Finding a balance between your needs and those of the people and situations around you can be a challenge for all of us. You don’t want to be selfish, yet when you try to please other people more than you listen to your inner intuition and sense of personal direction, you feel off-balance and find yourself running faster and faster but never getting anywhere.
I came across a great definition of co-dependence recently: “the chronic neglect of self in favor of something or someone else.” Sound familiar? One of the useful things about this definition is that it doesn’t just talk about your relationship to spouse or family, but to something or someone else. It could be your job, it could be a relative, a former partner, or even a social concern like immigration concerns. Or it could be something “good” in itself, like becoming a better lover.
If you’re trying so hard to become better that you chronically neglect your own spiritual, physical, emotional and mental well-being, you’re not only selling yourself short, but you’re cheating your sweetheart out of the experience of living with a well-functioning, alive and creative person. Whenever we neglect ourselves like this it has a negative effect not just on us, but on all those around us. Which is odd, since usually the reason we do it is because we think it’s good for the other one!
You may find yourself looking outside yourself to find out who you should be, what you should do, how you should live your life. You compare yourself to your friends and feel less successful. You read what they’re up to on face book and lament that you’ll never measure up. You compare yourself to the person you think you should be a feel inadequate.
If there’s a big difference between your Ideal Self and your True Self chances are you’re perpetually dissatisfied with your performance and you need to get reassurance from other people – looking outside yourself again. So you’re people pleasing – trying to keep everybody happy and invariably neglecting yourself.
This is a difficult pattern to change, because most of the people around you are doing it too. Each person does the dance differently, but no-one wants you to stop dancing because that threatens them. It makes it more difficult for them to dance on in the same old way. This becomes especially scary when the threatened person is a family member or spouse who has gotten used to certain music, steps and rhythms as they dance with you.
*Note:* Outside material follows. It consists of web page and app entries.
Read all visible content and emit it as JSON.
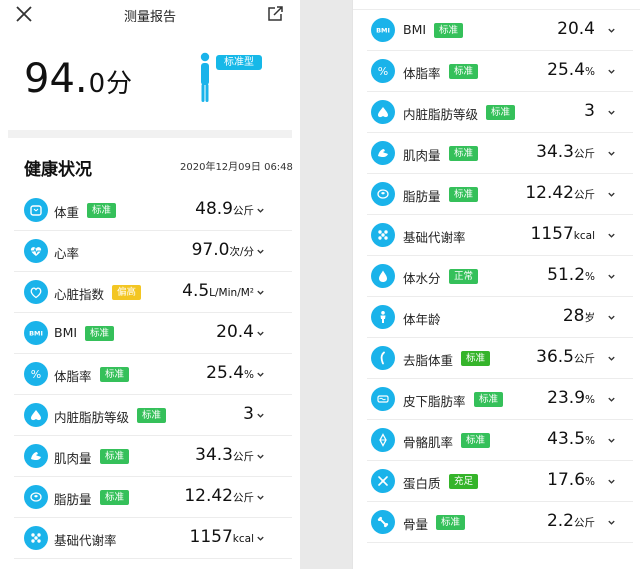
{
  "header": {
    "title": "测量报告"
  },
  "score": {
    "value": "94.",
    "value_small": "0",
    "unit": "分"
  },
  "body_type": {
    "label": "标准型"
  },
  "health": {
    "title": "健康状况",
    "datetime": "2020年12月09日 06:48"
  },
  "colors": {
    "accent": "#1ab3ea",
    "badge_standard": "#35c05a",
    "badge_high": "#f3c623",
    "badge_sufficient": "#35b42a"
  },
  "left_metrics": [
    {
      "name": "体重",
      "badge": "标准",
      "badge_color": "#35c05a",
      "value": "48.9",
      "unit": "公斤",
      "icon": "scale-icon"
    },
    {
      "name": "心率",
      "badge": "",
      "badge_color": "",
      "value": "97.0",
      "unit": "次/分",
      "icon": "heart-rate-icon"
    },
    {
      "name": "心脏指数",
      "badge": "偏高",
      "badge_color": "#f3c623",
      "value": "4.5",
      "unit": "L/Min/M²",
      "icon": "heart-icon"
    },
    {
      "name": "BMI",
      "badge": "标准",
      "badge_color": "#35c05a",
      "value": "20.4",
      "unit": "",
      "icon": "bmi-icon"
    },
    {
      "name": "体脂率",
      "badge": "标准",
      "badge_color": "#35c05a",
      "value": "25.4",
      "unit": "%",
      "icon": "percent-icon"
    },
    {
      "name": "内脏脂肪等级",
      "badge": "标准",
      "badge_color": "#35c05a",
      "value": "3",
      "unit": "",
      "icon": "visceral-fat-icon"
    },
    {
      "name": "肌肉量",
      "badge": "标准",
      "badge_color": "#35c05a",
      "value": "34.3",
      "unit": "公斤",
      "icon": "muscle-icon"
    },
    {
      "name": "脂肪量",
      "badge": "标准",
      "badge_color": "#35c05a",
      "value": "12.42",
      "unit": "公斤",
      "icon": "fat-mass-icon"
    },
    {
      "name": "基础代谢率",
      "badge": "",
      "badge_color": "",
      "value": "1157",
      "unit": "kcal",
      "icon": "metabolism-icon"
    }
  ],
  "right_metrics": [
    {
      "name": "BMI",
      "badge": "标准",
      "badge_color": "#35c05a",
      "value": "20.4",
      "unit": "",
      "icon": "bmi-icon"
    },
    {
      "name": "体脂率",
      "badge": "标准",
      "badge_color": "#35c05a",
      "value": "25.4",
      "unit": "%",
      "icon": "percent-icon"
    },
    {
      "name": "内脏脂肪等级",
      "badge": "标准",
      "badge_color": "#35c05a",
      "value": "3",
      "unit": "",
      "icon": "visceral-fat-icon"
    },
    {
      "name": "肌肉量",
      "badge": "标准",
      "badge_color": "#35c05a",
      "value": "34.3",
      "unit": "公斤",
      "icon": "muscle-icon"
    },
    {
      "name": "脂肪量",
      "badge": "标准",
      "badge_color": "#35c05a",
      "value": "12.42",
      "unit": "公斤",
      "icon": "fat-mass-icon"
    },
    {
      "name": "基础代谢率",
      "badge": "",
      "badge_color": "",
      "value": "1157",
      "unit": "kcal",
      "icon": "metabolism-icon"
    },
    {
      "name": "体水分",
      "badge": "正常",
      "badge_color": "#35c05a",
      "value": "51.2",
      "unit": "%",
      "icon": "water-drop-icon"
    },
    {
      "name": "体年龄",
      "badge": "",
      "badge_color": "",
      "value": "28",
      "unit": "岁",
      "icon": "body-age-icon"
    },
    {
      "name": "去脂体重",
      "badge": "标准",
      "badge_color": "#35b42a",
      "value": "36.5",
      "unit": "公斤",
      "icon": "lean-mass-icon"
    },
    {
      "name": "皮下脂肪率",
      "badge": "标准",
      "badge_color": "#35c05a",
      "value": "23.9",
      "unit": "%",
      "icon": "subcutaneous-fat-icon"
    },
    {
      "name": "骨骼肌率",
      "badge": "标准",
      "badge_color": "#35c05a",
      "value": "43.5",
      "unit": "%",
      "icon": "skeletal-muscle-icon"
    },
    {
      "name": "蛋白质",
      "badge": "充足",
      "badge_color": "#35b42a",
      "value": "17.6",
      "unit": "%",
      "icon": "protein-icon"
    },
    {
      "name": "骨量",
      "badge": "标准",
      "badge_color": "#35c05a",
      "value": "2.2",
      "unit": "公斤",
      "icon": "bone-icon"
    }
  ]
}
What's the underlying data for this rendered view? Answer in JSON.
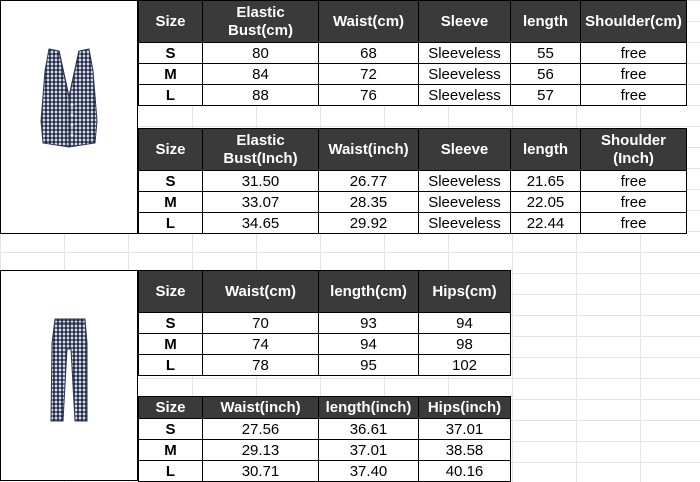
{
  "colors": {
    "header_bg": "#3a3a3a",
    "header_text": "#ffffff",
    "grid_line": "#e4e4e4",
    "garment_navy": "#2b3550"
  },
  "vest": {
    "image_icon": "gingham-vest-image",
    "cm": {
      "headers": [
        "Size",
        "Elastic Bust(cm)",
        "Waist(cm)",
        "Sleeve",
        "length",
        "Shoulder(cm)"
      ],
      "rows": [
        [
          "S",
          "80",
          "68",
          "Sleeveless",
          "55",
          "free"
        ],
        [
          "M",
          "84",
          "72",
          "Sleeveless",
          "56",
          "free"
        ],
        [
          "L",
          "88",
          "76",
          "Sleeveless",
          "57",
          "free"
        ]
      ]
    },
    "inch": {
      "headers": [
        "Size",
        "Elastic Bust(Inch)",
        "Waist(inch)",
        "Sleeve",
        "length",
        "Shoulder (Inch)"
      ],
      "rows": [
        [
          "S",
          "31.50",
          "26.77",
          "Sleeveless",
          "21.65",
          "free"
        ],
        [
          "M",
          "33.07",
          "28.35",
          "Sleeveless",
          "22.05",
          "free"
        ],
        [
          "L",
          "34.65",
          "29.92",
          "Sleeveless",
          "22.44",
          "free"
        ]
      ]
    }
  },
  "pants": {
    "image_icon": "gingham-pants-image",
    "cm": {
      "headers": [
        "Size",
        "Waist(cm)",
        "length(cm)",
        "Hips(cm)"
      ],
      "rows": [
        [
          "S",
          "70",
          "93",
          "94"
        ],
        [
          "M",
          "74",
          "94",
          "98"
        ],
        [
          "L",
          "78",
          "95",
          "102"
        ]
      ]
    },
    "inch": {
      "headers": [
        "Size",
        "Waist(inch)",
        "length(inch)",
        "Hips(inch)"
      ],
      "rows": [
        [
          "S",
          "27.56",
          "36.61",
          "37.01"
        ],
        [
          "M",
          "29.13",
          "37.01",
          "38.58"
        ],
        [
          "L",
          "30.71",
          "37.40",
          "40.16"
        ]
      ]
    }
  }
}
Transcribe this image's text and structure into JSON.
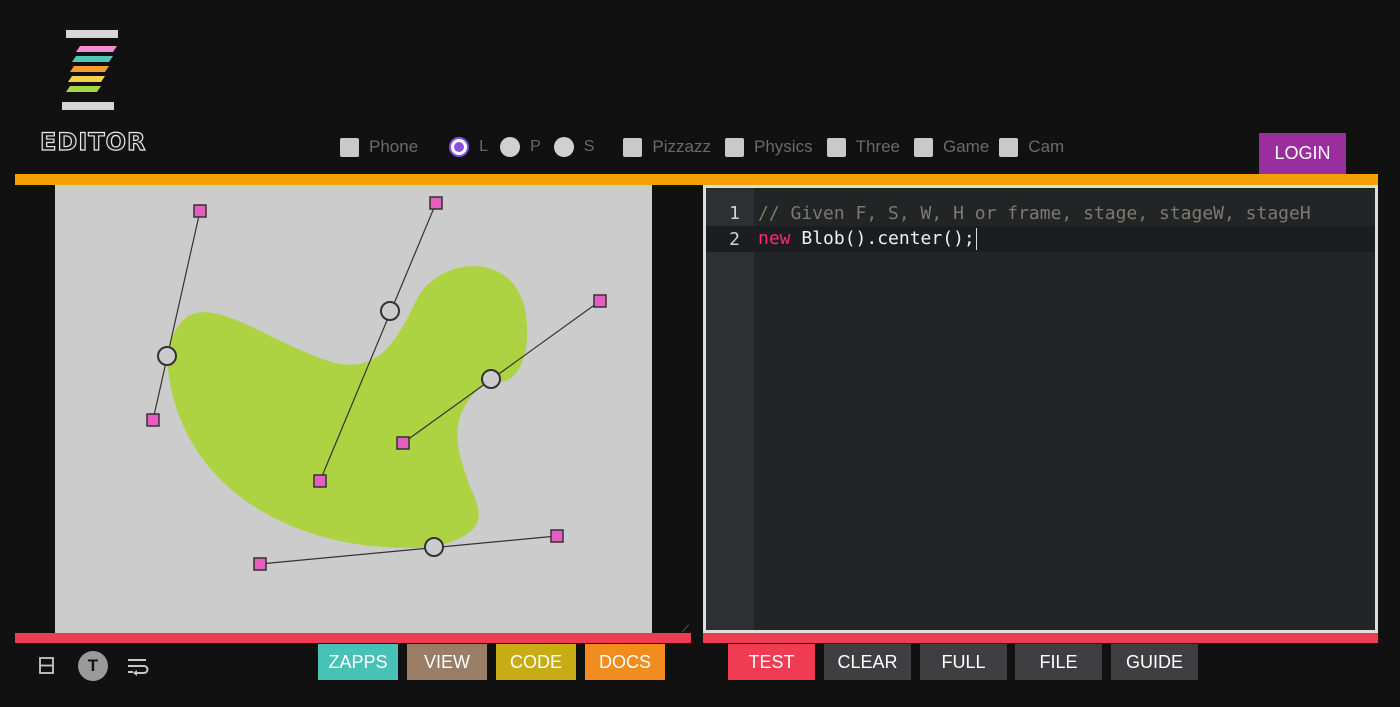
{
  "app": {
    "logo_text": "EDITOR"
  },
  "options": {
    "phone": "Phone",
    "l": "L",
    "p": "P",
    "s": "S",
    "pizzazz": "Pizzazz",
    "physics": "Physics",
    "three": "Three",
    "game": "Game",
    "cam": "Cam",
    "selected_orientation": "L"
  },
  "header": {
    "login_label": "LOGIN"
  },
  "editor": {
    "line_numbers": [
      "1",
      "2"
    ],
    "line1_comment": "// Given F, S, W, H or frame, stage, stageW, stageH",
    "line2_keyword": "new",
    "line2_code": " Blob().center();"
  },
  "toolbar_left": {
    "zapps": "ZAPPS",
    "view": "VIEW",
    "code": "CODE",
    "docs": "DOCS"
  },
  "toolbar_right": {
    "test": "TEST",
    "clear": "CLEAR",
    "full": "FULL",
    "file": "FILE",
    "guide": "GUIDE"
  },
  "bottom_icons": {
    "text_icon_letter": "T",
    "icons": [
      "split-view-icon",
      "text-toggle-icon",
      "word-wrap-icon"
    ]
  },
  "colors": {
    "logo_stripes": [
      "#f08dd3",
      "#4fc7b5",
      "#f59b34",
      "#f3d24a",
      "#a8d44b"
    ],
    "accent_orange": "#f59f00",
    "accent_red": "#f03c53",
    "login_purple": "#9b2e9e",
    "blob_green": "#add343",
    "control_pink": "#e560be",
    "zapps": "#47c2b6",
    "view": "#9a7d66",
    "code": "#c8ac15",
    "docs": "#f08d1e",
    "test": "#f03c53",
    "dark_button": "#3f3f41"
  }
}
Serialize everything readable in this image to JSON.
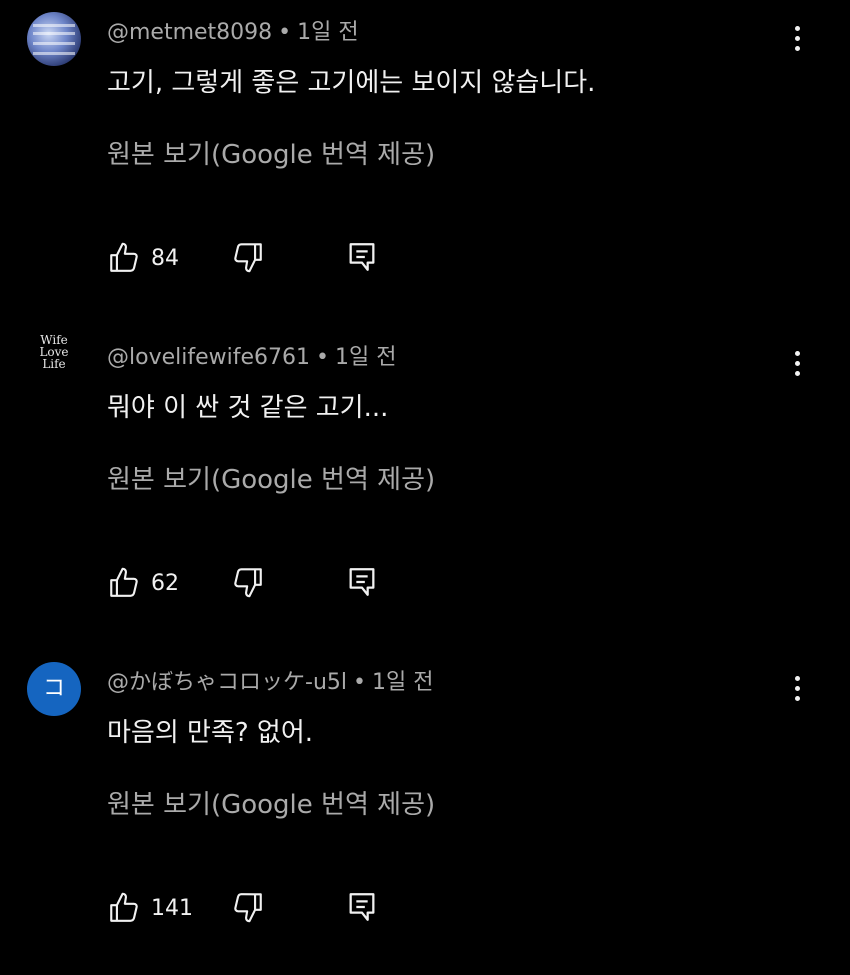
{
  "comments": [
    {
      "author": "@metmet8098",
      "time": "1일 전",
      "text": "고기, 그렇게 좋은 고기에는 보이지 않습니다.",
      "translate_label": "원본 보기(Google 번역 제공)",
      "likes": "84",
      "avatar": {
        "type": "photo"
      }
    },
    {
      "author": "@lovelifewife6761",
      "time": "1일 전",
      "text": "뭐야 이 싼 것 같은 고기...",
      "translate_label": "원본 보기(Google 번역 제공)",
      "likes": "62",
      "avatar": {
        "type": "text",
        "lines": [
          "Wife",
          "Love",
          "Life"
        ]
      }
    },
    {
      "author": "@かぼちゃコロッケ-u5l",
      "time": "1일 전",
      "text": "마음의 만족? 없어.",
      "translate_label": "원본 보기(Google 번역 제공)",
      "likes": "141",
      "avatar": {
        "type": "letter",
        "letter": "コ",
        "color": "#1565c0"
      }
    }
  ],
  "separator": "•",
  "icons": {
    "like": "thumbs-up-icon",
    "dislike": "thumbs-down-icon",
    "reply": "reply-icon",
    "more": "more-vert-icon"
  },
  "colors": {
    "background": "#000000",
    "primary_text": "#f1f1f1",
    "secondary_text": "#aaaaaa",
    "avatar_letter_bg": "#1565c0"
  }
}
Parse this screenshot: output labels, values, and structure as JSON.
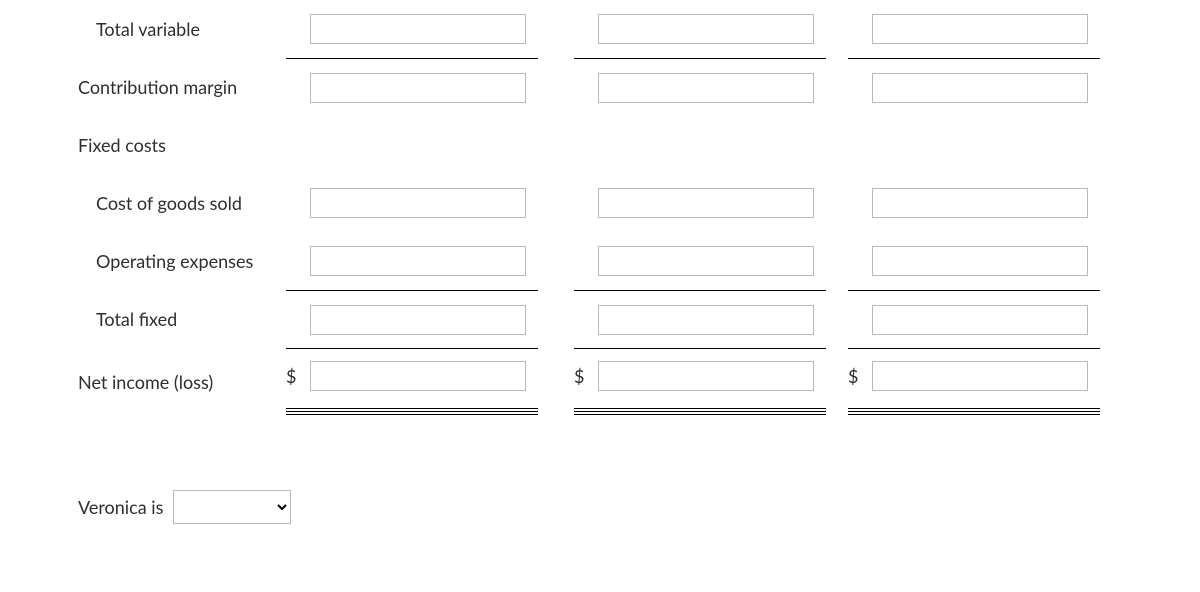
{
  "rows": {
    "total_variable": {
      "label": "Total variable",
      "v1": "",
      "v2": "",
      "v3": ""
    },
    "contribution_margin": {
      "label": "Contribution margin",
      "v1": "",
      "v2": "",
      "v3": ""
    },
    "fixed_costs_header": {
      "label": "Fixed costs"
    },
    "cogs": {
      "label": "Cost of goods sold",
      "v1": "",
      "v2": "",
      "v3": ""
    },
    "opex": {
      "label": "Operating expenses",
      "v1": "",
      "v2": "",
      "v3": ""
    },
    "total_fixed": {
      "label": "Total fixed",
      "v1": "",
      "v2": "",
      "v3": ""
    },
    "net_income": {
      "label": "Net income (loss)",
      "prefix": "$",
      "v1": "",
      "v2": "",
      "v3": ""
    }
  },
  "sentence": {
    "lead": "Veronica is",
    "selected": ""
  }
}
So when you’re ready to change, when you want to stop neglecting yourself and find balance, you’re going to need plenty of support. If you decide to make meditation a regular practice you may want to join a meditation group. If you decide to work on your dreams, a dream partner might be useful. Many people join Codependents Anonymous 12 step groups or begin work with a counselor or therapist.
However you decide to make the changes you need in your life, you can expect to meet with resistance from those around you and especially those close to you. Find the support you need to keep going. It will be worth it in the end; gradually your changing will make those around you have to change too. As you develop better boundaries and raise your own standard to self-care you’ll be challenging them to do the same. Not only will you become happier and more serene, but gradually your loved ones will as well.